Your goal: Only the pictures should be dropped; every line of the data must come back exactly as written.

Study material:
━━━━━━━━━━━━━━━━

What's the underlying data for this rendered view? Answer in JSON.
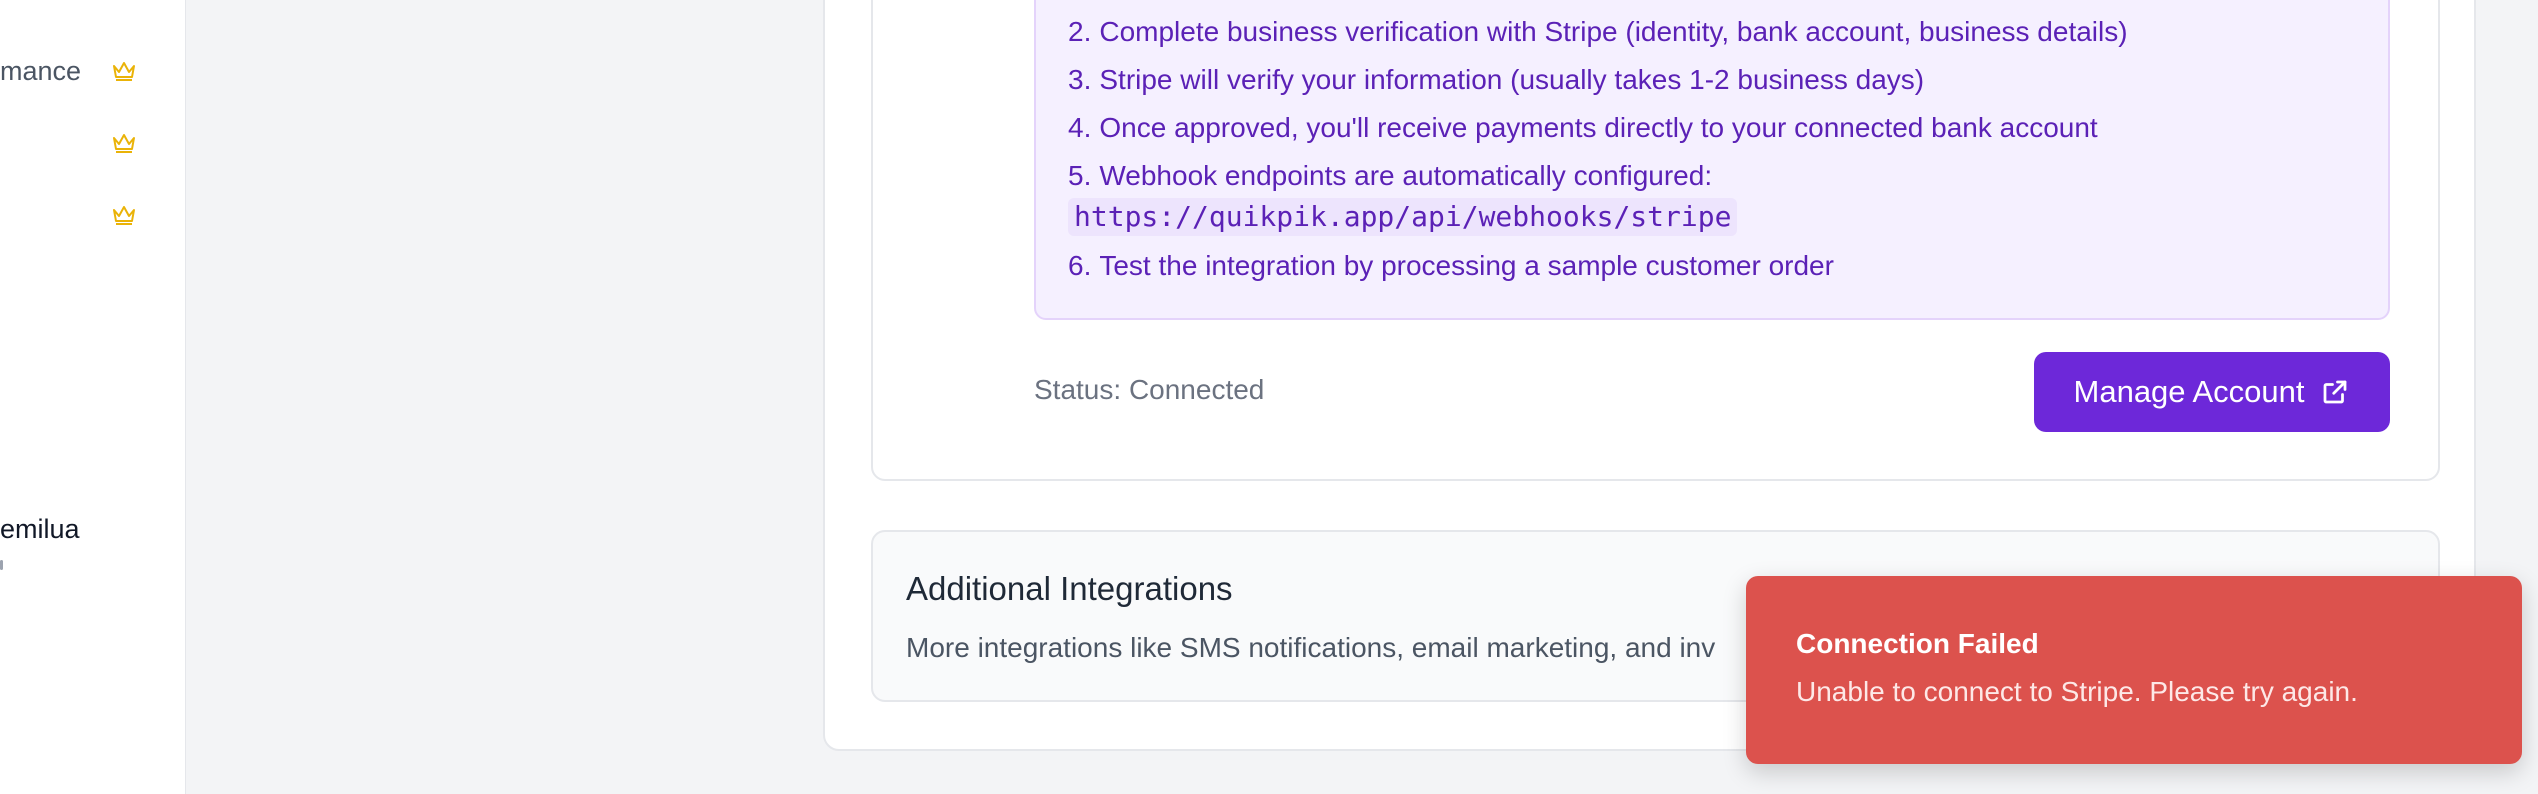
{
  "sidebar": {
    "items": [
      {
        "label": "mance",
        "badge_icon": "crown-icon"
      },
      {
        "label": "",
        "badge_icon": "crown-icon"
      },
      {
        "label": "",
        "badge_icon": "crown-icon"
      }
    ],
    "user": {
      "name": "emilua"
    }
  },
  "stripe_setup": {
    "steps": [
      {
        "num": "2.",
        "text": "Complete business verification with Stripe (identity, bank account, business details)"
      },
      {
        "num": "3.",
        "text": "Stripe will verify your information (usually takes 1-2 business days)"
      },
      {
        "num": "4.",
        "text": "Once approved, you'll receive payments directly to your connected bank account"
      },
      {
        "num": "5.",
        "text": "Webhook endpoints are automatically configured:"
      },
      {
        "num": "6.",
        "text": "Test the integration by processing a sample customer order"
      }
    ],
    "webhook_url": "https://quikpik.app/api/webhooks/stripe",
    "status": "Status: Connected",
    "manage_button": "Manage Account"
  },
  "additional_integrations": {
    "title": "Additional Integrations",
    "description": "More integrations like SMS notifications, email marketing, and inv"
  },
  "toast": {
    "title": "Connection Failed",
    "message": "Unable to connect to Stripe. Please try again."
  },
  "colors": {
    "accent": "#6d28d9",
    "toast_bg": "#dc524d",
    "crown": "#eab308"
  }
}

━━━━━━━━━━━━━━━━

Task result:
What's the underlying data for this rendered view? Answer in JSON.
{
  "sidebar": {
    "items": [
      {
        "label": "mance",
        "badge_icon": "crown-icon"
      },
      {
        "label": "",
        "badge_icon": "crown-icon"
      },
      {
        "label": "",
        "badge_icon": "crown-icon"
      }
    ],
    "user": {
      "name": "emilua"
    }
  },
  "stripe_setup": {
    "steps": [
      {
        "num": "2.",
        "text": "Complete business verification with Stripe (identity, bank account, business details)"
      },
      {
        "num": "3.",
        "text": "Stripe will verify your information (usually takes 1-2 business days)"
      },
      {
        "num": "4.",
        "text": "Once approved, you'll receive payments directly to your connected bank account"
      },
      {
        "num": "5.",
        "text": "Webhook endpoints are automatically configured:"
      },
      {
        "num": "6.",
        "text": "Test the integration by processing a sample customer order"
      }
    ],
    "webhook_url": "https://quikpik.app/api/webhooks/stripe",
    "status": "Status: Connected",
    "manage_button": "Manage Account"
  },
  "additional_integrations": {
    "title": "Additional Integrations",
    "description": "More integrations like SMS notifications, email marketing, and inv"
  },
  "toast": {
    "title": "Connection Failed",
    "message": "Unable to connect to Stripe. Please try again."
  },
  "colors": {
    "accent": "#6d28d9",
    "toast_bg": "#dc524d",
    "crown": "#eab308"
  }
}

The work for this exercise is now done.